Changes to the health star rating for fruit and vegetable juices are on hold with the Australia and New Zealand Ministerial Forum on Food Regulation. It has been decided that a final decision will have to wait until February. This is due to the fact that growers are concerned by the fact that the forum has overlooked the nutritional benefits of no-added-sugar juices.
On Friday, fruit growers and federal Agriculture Minister David Littleproud were furious at what Mr Littleproud described as a "mind-numbingly dumb" recommendation by the state ministers to press on with a plan to introduce health star ratings [HSR] based on sugar content.
Citrus Australia, the peak body for Australian growers, said it was "shocked and disappointed" that state health ministers had endorsed a HSR that "gives Diet Coke a higher rating than fresh Australian juice".
Littleproud said Friday's meeting was his last chance to prevent a decision to introduce a rating system that ‘has no basis on nutritional value’.
"This was it," he told abc.net.au. "This was my second crack at it. I had a go in July and got rolled and then rolled again."
"The forum supported a proposal for a minor adjustment to the HSR review calculator to address an anomaly. Diet beverages will now achieve no more than 3.5 stars," a forum statement reads, adding the adjustment was in line with Australian and New Zealand dietary guidelines.

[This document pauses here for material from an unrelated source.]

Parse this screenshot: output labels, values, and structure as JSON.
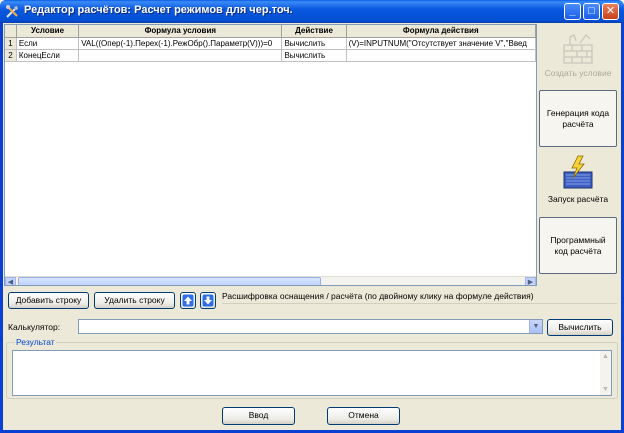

The delay keeps alive Mr Littleproud's proposal last week that an automatic four-star rating apply to 100 per cent fruit and vegetable juices with no added sugar. That's a concession from July when his proposal for a five-star rating for such juices was rejected.